[ prop-uh-gyool ]
/ ˈprɒp əˌgyul /
Botany, Mycology. any structure capable of being propagated or acting as an agent of reproduction.
- propanedioic acid,
Also pro·pag·u·lum [proh-pag-yuh-luh m] /proʊˈpæg yə ləm/.
Origin of propagule
Dictionary.com Unabridged Based on the Random House Unabridged Dictionary, © Random House, Inc. 2019
/ (ˈprɒpəˌɡjuːl) /
a plant part, such as a bud, that becomes detached from the rest of the plant and grows into a new plant
Word Origin for propagule
C20: from propag (ate) + -ule
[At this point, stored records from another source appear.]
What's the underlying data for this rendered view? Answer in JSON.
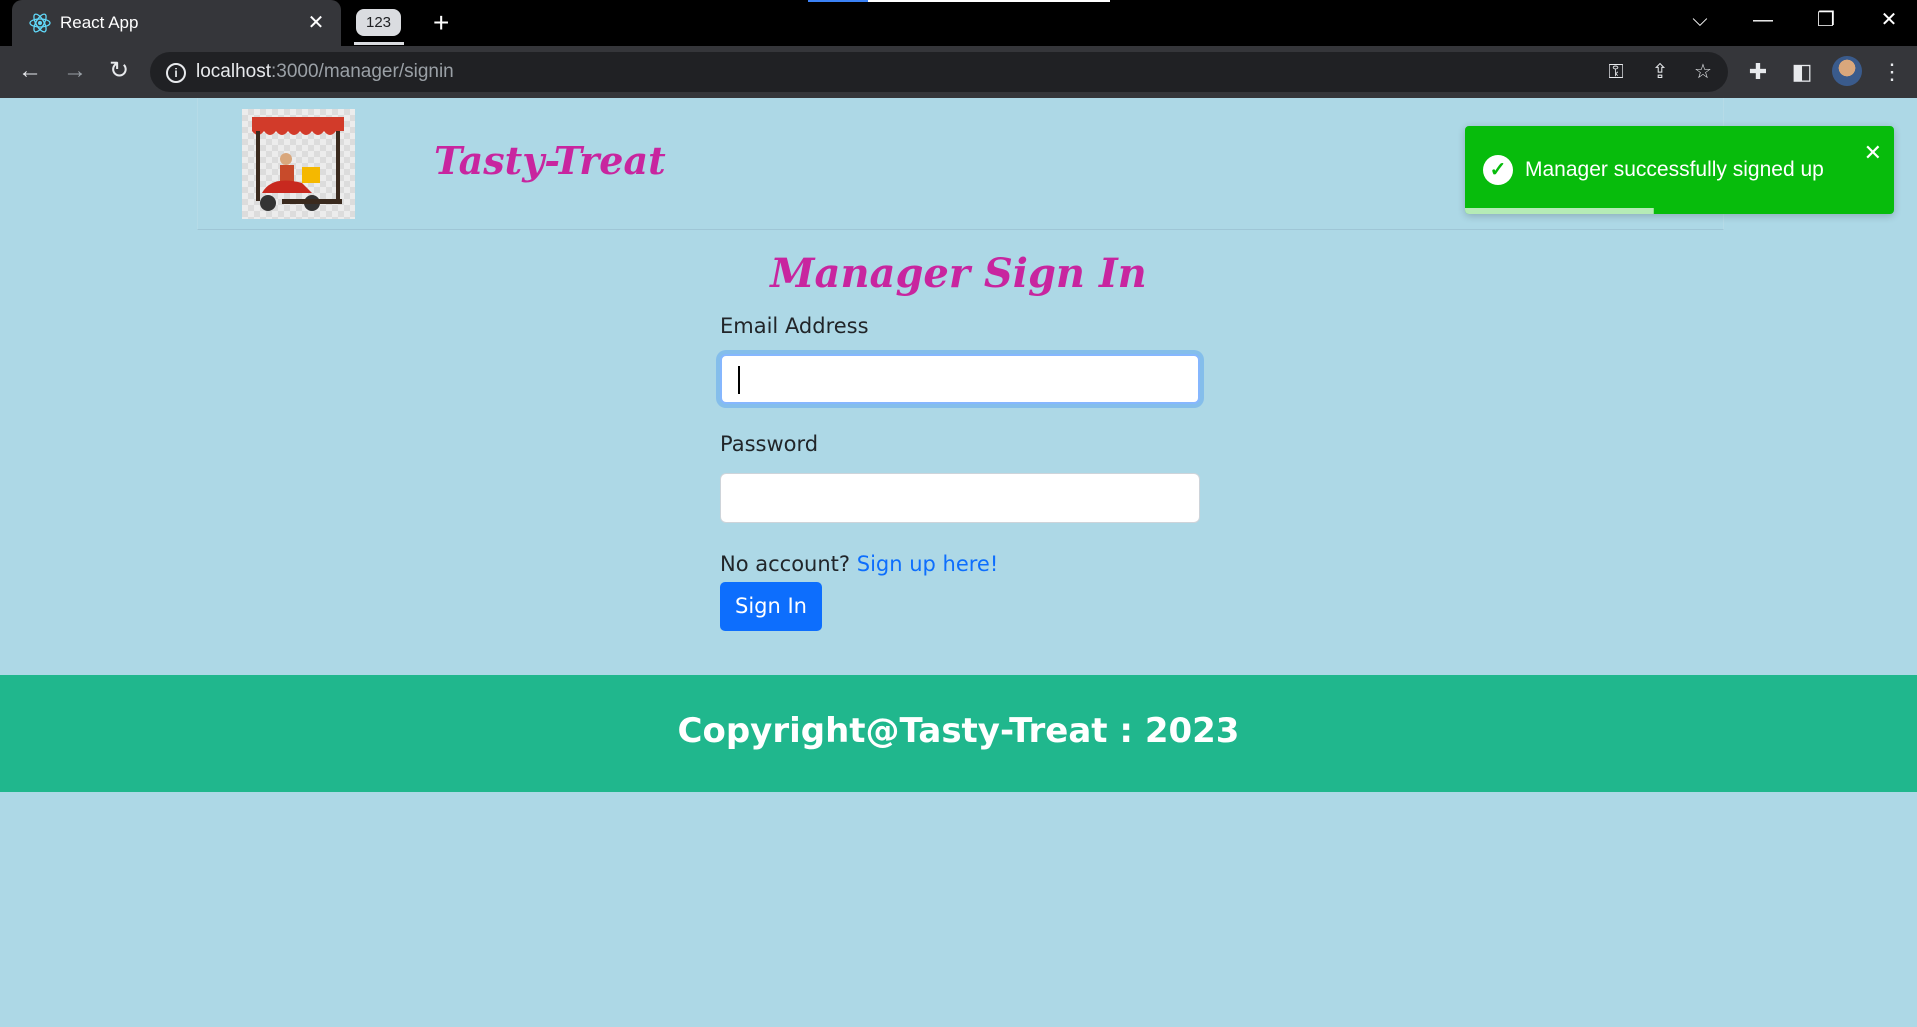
{
  "browser": {
    "tab_title": "React App",
    "tab_group_label": "123",
    "url_host": "localhost",
    "url_path": ":3000/manager/signin"
  },
  "header": {
    "brand": "Tasty-Treat",
    "logo_alt": "Food Delivery"
  },
  "toast": {
    "message": "Manager successfully signed up",
    "progress_remaining": 0.44
  },
  "form": {
    "title": "Manager Sign In",
    "email_label": "Email Address",
    "email_value": "",
    "password_label": "Password",
    "password_value": "",
    "no_account_text": "No account?",
    "signup_link": "Sign up here!",
    "submit_label": "Sign In"
  },
  "footer": {
    "copyright": "Copyright@Tasty-Treat : 2023"
  },
  "colors": {
    "page_bg": "#add8e6",
    "brand": "#c8259f",
    "toast_bg": "#07bc0c",
    "footer_bg": "#20b78d",
    "button": "#0d6efd"
  }
}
Collins English Dictionary - Complete & Unabridged 2012 Digital Edition © William Collins Sons & Co. Ltd. 1979, 1986 © HarperCollins Publishers 1998, 2000, 2003, 2005, 2006, 2007, 2009, 2012
[ prŏp′ə-gyōōl′ ]
Any of various structures that can give rise to a new individual organism, especially parts of a plant that serve as means of vegetative reproduction, such as corms, tubers, offsets, or runners. Seeds and spores are also propagules.
An elongated, dart-shaped seedling of various mangrove species growing in swampy habitats. A propagule develops from a seed that germinates while still attached to the parent tree. The parent supplies the seedling with nutrients and water until it becomes heavy and drops off. Its pointed end sticks in the mud or it floats away to colonize another area.
The American Heritage® Science Dictionary Copyright © 2011. Published by Houghton Mifflin Harcourt Publishing Company. All rights reserved.